Trying to Clear Your Name of a Charge? Expungements Attorney Joseph Yoon Can Guide You Through
Have you ever wondered if it is possible to clear your record of a charge/case in the Commonwealth of Virginia? If you have, they are indeed possible in Virginia, and are known as expungements. Expungements are the erasing/clearing of any police and court records relating to a particular case. When the related records to that case are expunged, the records are actually not destroyed, but rather removed from public access and can only be accessed by court order. Therefore, you don’t have to legally discuss or give details on your expunged record for purposes of employment, requests for background checks, or other similar matters involving your record.
However, be aware that the possibility of expungement doesn’t mean clearing convictions that you have had in the past; in fact, convictions (especially those that are on the permanent criminal record) are unable to be wiped. If you had any of the following happen to you in a case, then you may be able to file a petition for an expungement:
- nolle prosequi
- absolute pardon
- your name/identification has been used without your consent/approval by someone who has been arrested or charged
- your name has been used in other errors
These situations (also mentioned in Va. code § 19.2-392.2) are the ones that are mainly and seriously considered for expungement by the courts.
How Your Chances Can Be Affected
The process of obtaining an expungement for your record begins with you filing a petition to do so, which inherently means there is no guarantee, but there are some factors and scenarios that can help your case and your chances for success. Your prior criminal history, and the nature of the acquittal, dismissal etc, for instance, can have an impact. If you have no prior criminal record, and the arrest in consideration for the expungement was for a misdemeanor, the Commonwealth views it as fair to go through with the expungement.
The Virginia code for expungements also mentions the phrase “manifest injustice”. This simply refers to the courts’ belief that if the record exists unfairly, and as a result is negatively affecting the petitioner’s life, then he/she should be entitled to an expungement. If the court can determine that there is indeed manifest injustice being done, then the petition will go forth; otherwise, it will be likely be denied.
Where Can You Start?
In order to request an expungement, among some of the documents and necessary materials the petitioner must submit/obtain include a petition file to the Circuit Court where that specific case was handled (with several copies going elsewhere), a copy of the charge, and fingerprint cards.
It can typically take 90 to 180 days after submission of the petition for the record to be officially removed from public access.
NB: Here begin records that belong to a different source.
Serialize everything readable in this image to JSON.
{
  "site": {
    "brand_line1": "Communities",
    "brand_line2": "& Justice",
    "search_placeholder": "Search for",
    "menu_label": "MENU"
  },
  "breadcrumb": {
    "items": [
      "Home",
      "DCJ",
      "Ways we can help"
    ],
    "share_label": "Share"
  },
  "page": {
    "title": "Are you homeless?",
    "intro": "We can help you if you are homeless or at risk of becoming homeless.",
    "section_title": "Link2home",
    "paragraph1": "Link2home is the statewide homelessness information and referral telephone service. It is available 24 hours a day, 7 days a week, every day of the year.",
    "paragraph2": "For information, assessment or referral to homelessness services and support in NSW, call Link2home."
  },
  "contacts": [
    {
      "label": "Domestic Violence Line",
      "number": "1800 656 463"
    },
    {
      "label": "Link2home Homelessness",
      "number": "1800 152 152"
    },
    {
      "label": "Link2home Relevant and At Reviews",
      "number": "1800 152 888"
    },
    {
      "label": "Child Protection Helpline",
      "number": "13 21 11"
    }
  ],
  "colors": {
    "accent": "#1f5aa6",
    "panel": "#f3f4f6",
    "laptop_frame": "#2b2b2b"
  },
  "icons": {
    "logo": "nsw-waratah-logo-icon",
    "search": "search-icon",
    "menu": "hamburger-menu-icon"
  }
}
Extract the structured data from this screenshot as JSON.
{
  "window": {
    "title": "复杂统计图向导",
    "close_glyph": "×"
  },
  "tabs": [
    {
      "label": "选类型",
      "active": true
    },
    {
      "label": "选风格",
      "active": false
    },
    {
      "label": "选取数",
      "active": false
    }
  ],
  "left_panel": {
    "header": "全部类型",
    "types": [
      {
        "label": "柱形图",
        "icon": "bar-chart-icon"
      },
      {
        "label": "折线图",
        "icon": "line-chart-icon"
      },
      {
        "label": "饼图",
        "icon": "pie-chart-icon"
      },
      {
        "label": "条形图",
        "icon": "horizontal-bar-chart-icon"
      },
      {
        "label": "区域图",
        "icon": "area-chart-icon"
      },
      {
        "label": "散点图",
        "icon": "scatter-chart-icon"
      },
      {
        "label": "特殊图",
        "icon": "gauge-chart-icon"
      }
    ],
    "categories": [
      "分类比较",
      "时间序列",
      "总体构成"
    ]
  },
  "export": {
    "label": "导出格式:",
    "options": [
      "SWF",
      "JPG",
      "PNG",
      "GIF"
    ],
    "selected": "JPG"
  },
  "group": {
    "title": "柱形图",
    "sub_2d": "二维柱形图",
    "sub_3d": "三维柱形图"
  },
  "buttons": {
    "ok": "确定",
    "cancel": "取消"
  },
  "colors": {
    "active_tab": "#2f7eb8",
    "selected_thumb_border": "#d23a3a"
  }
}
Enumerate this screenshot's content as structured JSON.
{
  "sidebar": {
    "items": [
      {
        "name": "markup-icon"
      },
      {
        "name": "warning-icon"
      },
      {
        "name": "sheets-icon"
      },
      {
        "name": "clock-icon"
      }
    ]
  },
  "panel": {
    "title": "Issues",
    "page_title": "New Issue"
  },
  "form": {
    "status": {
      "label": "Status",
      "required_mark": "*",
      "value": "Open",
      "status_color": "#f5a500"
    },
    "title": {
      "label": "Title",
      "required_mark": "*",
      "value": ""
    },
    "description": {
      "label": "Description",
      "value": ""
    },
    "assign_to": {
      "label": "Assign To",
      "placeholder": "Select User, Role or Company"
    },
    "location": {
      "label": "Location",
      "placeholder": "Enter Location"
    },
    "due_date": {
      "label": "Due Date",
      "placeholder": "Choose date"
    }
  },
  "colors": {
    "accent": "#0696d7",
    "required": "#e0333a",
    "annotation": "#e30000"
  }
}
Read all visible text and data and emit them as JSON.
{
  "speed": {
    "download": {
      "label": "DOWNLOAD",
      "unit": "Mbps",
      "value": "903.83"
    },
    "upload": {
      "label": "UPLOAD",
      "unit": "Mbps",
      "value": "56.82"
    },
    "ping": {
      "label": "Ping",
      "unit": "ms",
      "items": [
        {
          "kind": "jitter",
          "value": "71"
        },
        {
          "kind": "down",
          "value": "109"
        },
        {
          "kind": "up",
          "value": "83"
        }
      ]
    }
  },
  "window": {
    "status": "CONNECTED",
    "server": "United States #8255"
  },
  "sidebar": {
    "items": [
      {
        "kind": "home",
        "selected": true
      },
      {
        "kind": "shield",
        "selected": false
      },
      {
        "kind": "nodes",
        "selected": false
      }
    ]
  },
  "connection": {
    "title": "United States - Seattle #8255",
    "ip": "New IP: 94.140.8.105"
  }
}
Requesting for an expungement on your record can be confusing, and a slightly intimidating process, especially if it is your first time. As mentioned above, certain variables existing in your case can help your chances, but you may not know until you discuss the details with an experienced expungement attorney and find out the likelihood of your petition being accepted. At the Yoon Law Firm, PLLC, of Fairfax, VA, Attorney Joseph Yoon has helped countless petitioners in their aim at expungement, and he can help you through the process as well (to clear the record that may not have to be there). If you are looking for guidance regarding this matter, give Attorney Joseph Yoon a call to find out how you can proceed with your petition.